“Okay Bucky. I'm Clint.” He extended a hand to shake, and Bucky switched his cigarette to his left hand. He was wearing a glove over his prosthetic arm and hoped Clint's attention wouldn't get caught on it.
“Nice to meet you, Clint.”
“Likewise. Saw you dance with this guy a while before. You got some moves.”
Bucky shrugged again. “Yeah. I like dancing. Used to take lessons with one of my friends when we were in highschool.”
“Is he your boyfriend?”
“The guy you were dancing with.”
“Sam?” Bucky shook his head, smiling. “Nah. Just a friend. Actually a friend of a friend. Only really started to get close to him in like... the last two months or so?”

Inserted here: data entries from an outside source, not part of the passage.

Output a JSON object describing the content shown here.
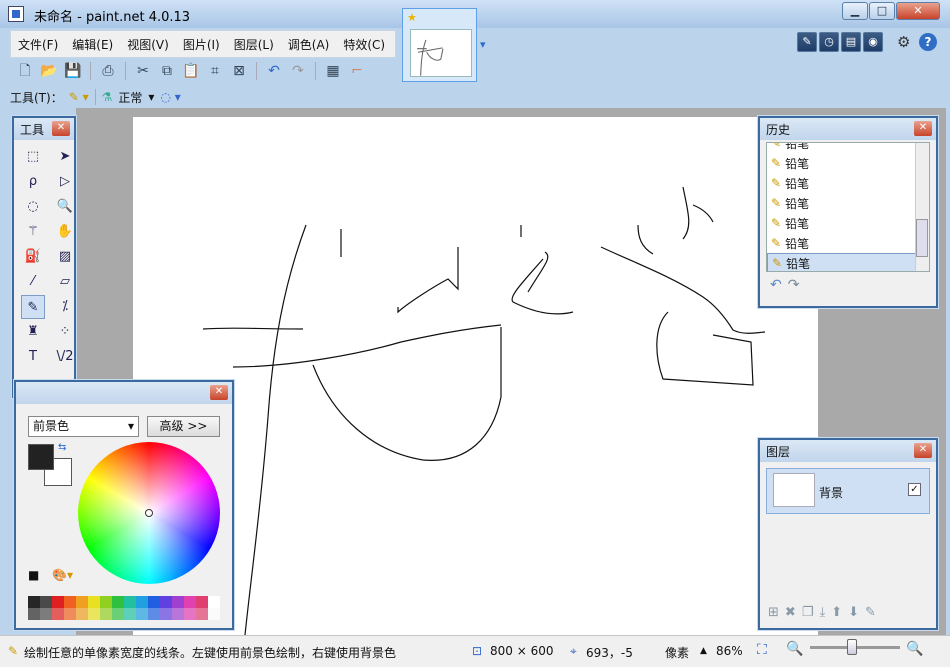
{
  "window": {
    "title": "未命名 - paint.net 4.0.13",
    "min": "▁",
    "max": "□",
    "close": "✕"
  },
  "menu": [
    "文件(F)",
    "编辑(E)",
    "视图(V)",
    "图片(I)",
    "图层(L)",
    "调色(A)",
    "特效(C)"
  ],
  "toolopts": {
    "tool_label": "工具(T)：",
    "blend_mode": "正常"
  },
  "tools_panel": {
    "title": "工具"
  },
  "colors_panel": {
    "selected": "前景色",
    "advanced": "高级 >>"
  },
  "history_panel": {
    "title": "历史",
    "items": [
      "铅笔",
      "铅笔",
      "铅笔",
      "铅笔",
      "铅笔",
      "铅笔",
      "铅笔"
    ]
  },
  "layers_panel": {
    "title": "图层",
    "layer_name": "背景",
    "checked": "✓"
  },
  "status": {
    "hint": "绘制任意的单像素宽度的线条。左键使用前景色绘制，右键使用背景色",
    "size": "800 × 600",
    "cursor": "693，-5",
    "unit": "像素",
    "zoom": "86%"
  },
  "colors": {
    "accent": "#3d6a9e",
    "palette": [
      "#262626",
      "#4a4a4a",
      "#e02020",
      "#f06020",
      "#f0a020",
      "#e8e020",
      "#90d020",
      "#30c040",
      "#20c0a0",
      "#20a0e0",
      "#2060e0",
      "#6040e0",
      "#a040d0",
      "#e040b0",
      "#e04070",
      "#ffffff"
    ]
  }
}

“Oh, you looked pretty close,” Clint said teasingly, lying back against the wall.
“Yeah, no, I don't see him like that. And I'm pretty sure he's into Steve. Short, skinny, blond? Often looks like a lost puppy?”
“I think I see who you mean, yeah.”
Bucky dropped his cigarette and put it out, putting both hands in his jeans pocket.
“Speaking of Steve, I should probably head back. He's a bit of a mother hen sometimes, I'd better not let him start worrying or he'll freak out and give me a stern look.”
“Is that such a terrifying prospect?”
“Oh yeah. Trust me, you haven't seen Steve's stern looks.”
Bucky took a step backwards, signaling that he was about to get out of the conversation, but actually uncertain of whether he wanted to leave.
He wanted to ask for Clint's number, maybe. The blond was pretty attractive, in a kind of toned-down way, and he had a sort of laid-back charm about him. But mostly Bucky was just... intrigued. He wasn't sure whether it was in a nice way or not, and that was why he hesitated to act on it. It was his first night out after his last relapse, and Bucky was conscious of the fact that he might just have taken an unhealthy fancy to the guy because he had starved himself of any human contact for weeks.
“Do you come here regularly?” Clint asked as he was taking a second step back. “I mean, I don't think I've seen you around, but maybe I just hadn't noticed you.” He sounded doubtful of the idea in a way that brought warmth to Bucky's cheeks.
“Not... exactly. I don't... I don't go out much, actually. Today was kind of a favor to my friends.”
“I guess you'd really better get back in, then.”
“Yeah, but, uh...” Bucky took a breath. “Could I give you my number? I don't... if that's... I mean I'm not looking for...” He shook his head.
Clint shrugged. “'I'm not looking for' either. But if you want to grab a coffee or something someday, I probably wouldn't say no. Especially if you pay for it. I'm kind of broke, to be honest.”
Bucky laughed. “Sure. Want me to dictate?”
Clint pulled out his phone, unlocked it, and handed it to him. “Just type it in.”
Bucky did that, then handed the phone back. Clint fiddled with it for a few seconds, then Bucky felt his own phone vibrate in his jeans pocket. And pulled it out to a new text that just said “hi :)”. He saved the number and gave Clint a smile and a wave as he turned back to the bar.
“Ok. See you around then?”
“Sure. Maybe you can teach me some of those dance moves someday.”
He stepped inside, the saturated atmosphere immediately weighing on him. Natasha and Jess were slow-dancing. They smiled at him as he crossed the dancefloor, settling back next to Steve and fiddling with the wrist joint of his prosthesis.